Fuel smuggling from Iran profitable even if price jumps 6 times - expert

Oil&Gas Materials 10 May 2019 10:41 (UTC +04:00)

Tehran, Iran, May 10


Even if Iran applies all possible measures to prevent fuel smuggling, it will still be carried out, Iranian Energy Expert Javad Nowferesti told Trend.

"If the fuel card system is brought back, the amount of gas smuggling will be somewhat lower. When in 2007 the system was implemented, the consumption and smuggling of fuel dropped to 10 million liters a day," he said.

"There is smuggling of goods at the borders of all countries, and this issue is not specific for Iran,” he said. “But the fuel smuggling in Iran is happening before the fuel reaches filling stations," he said.

"The smaller amount is smuggled by border residents, and the bigger amount is smuggled before the fuel reaches filling stations," said the expert.

"“In June 2015, the removal of the fuel card increased consumption and smuggling, and between 2015 to 2017 the consumption increased from 72 million liters per day to 90 million liters," Nowferesti noted.

He said that bringing back the fuel card system means more transparency and oversight, and the consumption will be under control.

Nowferesti mentioned the research conducted by the government, and said that even if the fuel price is increased twofold, the psychological burden will be much more damaging.

"Even if the price of fuel jumps 6 times, the price in Turkey is more than 7 times higher and the smuggling is still profitable for smugglers,” he said.

Thanks to heavy subsidies, fuel is much cheaper on the Iranian domestic market than it is abroad - as little as 25 cents per liter - creating an arbitrage opportunity for illegal smuggling networks. Most fuel smuggling occurs via tanker trucks and small vehicles crossing Iran's land borders, and the destination markets are primarily neighboring countries in Central Asia.

Iran's currency, the rial, has fallen against the US dollar since the re-imposition of American sanctions on Tehran.
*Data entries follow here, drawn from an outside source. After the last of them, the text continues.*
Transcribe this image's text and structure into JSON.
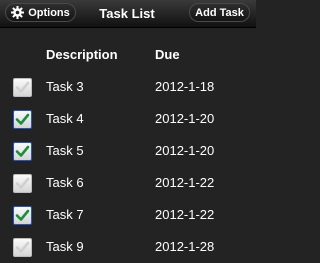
{
  "toolbar": {
    "options_label": "Options",
    "title": "Task List",
    "add_label": "Add Task"
  },
  "table": {
    "headers": {
      "description": "Description",
      "due": "Due"
    },
    "rows": [
      {
        "task": "Task 3",
        "due": "2012-1-18",
        "checked": false
      },
      {
        "task": "Task 4",
        "due": "2012-1-20",
        "checked": true
      },
      {
        "task": "Task 5",
        "due": "2012-1-20",
        "checked": true
      },
      {
        "task": "Task 6",
        "due": "2012-1-22",
        "checked": false
      },
      {
        "task": "Task 7",
        "due": "2012-1-22",
        "checked": true
      },
      {
        "task": "Task 9",
        "due": "2012-1-28",
        "checked": false
      }
    ]
  },
  "colors": {
    "background": "#232323",
    "check_on": "#1a8f3a",
    "check_off": "#d0d0d0",
    "checkbox_border_on": "#2255cc"
  }
}
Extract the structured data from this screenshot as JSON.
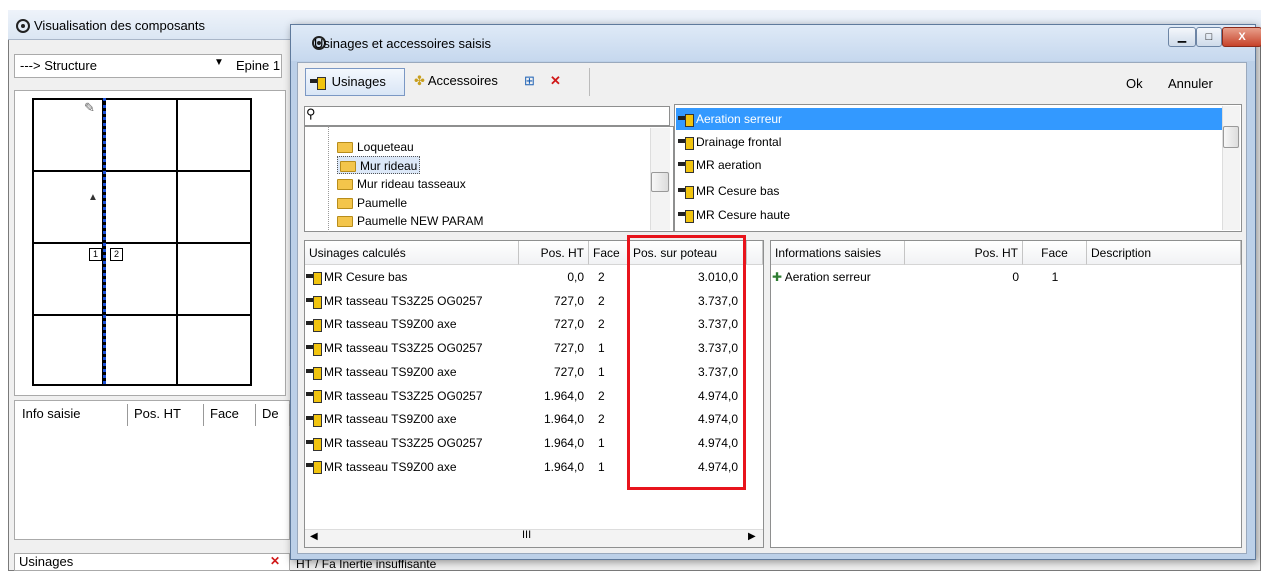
{
  "background_window": {
    "title": "Visualisation des composants",
    "combo_value": "---> Structure",
    "epine_label": "Epine 1",
    "info_headers": [
      "Info saisie",
      "Pos. HT",
      "Face",
      "De"
    ],
    "usinages_label": "Usinages",
    "bottom_text": "HT /      Fa     Inertie insuffisante",
    "grid_labels": [
      "1",
      "2"
    ]
  },
  "dialog": {
    "title": "Usinages et accessoires saisis",
    "toolbar": {
      "usinages_label": "Usinages",
      "accessoires_label": "Accessoires",
      "ok_label": "Ok",
      "annuler_label": "Annuler"
    },
    "search": {
      "value": ""
    },
    "tree_items": [
      {
        "label": "Loqueteau",
        "selected": false
      },
      {
        "label": "Mur rideau",
        "selected": true
      },
      {
        "label": "Mur rideau tasseaux",
        "selected": false
      },
      {
        "label": "Paumelle",
        "selected": false
      },
      {
        "label": "Paumelle NEW PARAM",
        "selected": false
      }
    ],
    "right_list": [
      {
        "label": "Aeration serreur",
        "selected": true
      },
      {
        "label": "Drainage frontal",
        "selected": false
      },
      {
        "label": "MR aeration",
        "selected": false
      },
      {
        "label": "MR Cesure bas",
        "selected": false
      },
      {
        "label": "MR Cesure haute",
        "selected": false
      }
    ],
    "left_table": {
      "headers": [
        "Usinages calculés",
        "Pos. HT",
        "Face",
        "Pos. sur poteau"
      ],
      "rows": [
        {
          "name": "MR Cesure bas",
          "pos_ht": "0,0",
          "face": "2",
          "pos_poteau": "3.010,0"
        },
        {
          "name": "MR tasseau TS3Z25 OG0257",
          "pos_ht": "727,0",
          "face": "2",
          "pos_poteau": "3.737,0"
        },
        {
          "name": "MR tasseau TS9Z00 axe",
          "pos_ht": "727,0",
          "face": "2",
          "pos_poteau": "3.737,0"
        },
        {
          "name": "MR tasseau TS3Z25 OG0257",
          "pos_ht": "727,0",
          "face": "1",
          "pos_poteau": "3.737,0"
        },
        {
          "name": "MR tasseau TS9Z00 axe",
          "pos_ht": "727,0",
          "face": "1",
          "pos_poteau": "3.737,0"
        },
        {
          "name": "MR tasseau TS3Z25 OG0257",
          "pos_ht": "1.964,0",
          "face": "2",
          "pos_poteau": "4.974,0"
        },
        {
          "name": "MR tasseau TS9Z00 axe",
          "pos_ht": "1.964,0",
          "face": "2",
          "pos_poteau": "4.974,0"
        },
        {
          "name": "MR tasseau TS3Z25 OG0257",
          "pos_ht": "1.964,0",
          "face": "1",
          "pos_poteau": "4.974,0"
        },
        {
          "name": "MR tasseau TS9Z00 axe",
          "pos_ht": "1.964,0",
          "face": "1",
          "pos_poteau": "4.974,0"
        }
      ]
    },
    "right_table": {
      "headers": [
        "Informations saisies",
        "Pos. HT",
        "Face",
        "Description"
      ],
      "rows": [
        {
          "name": "Aeration serreur",
          "pos_ht": "0",
          "face": "1",
          "description": ""
        }
      ]
    },
    "scroll_thumb_text": "III"
  },
  "colors": {
    "selection": "#3399ff",
    "highlight": "#e8141c"
  }
}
This has reduced the already-low cost of Iranian gasoline in US dollar terms, making smuggling even more attractive.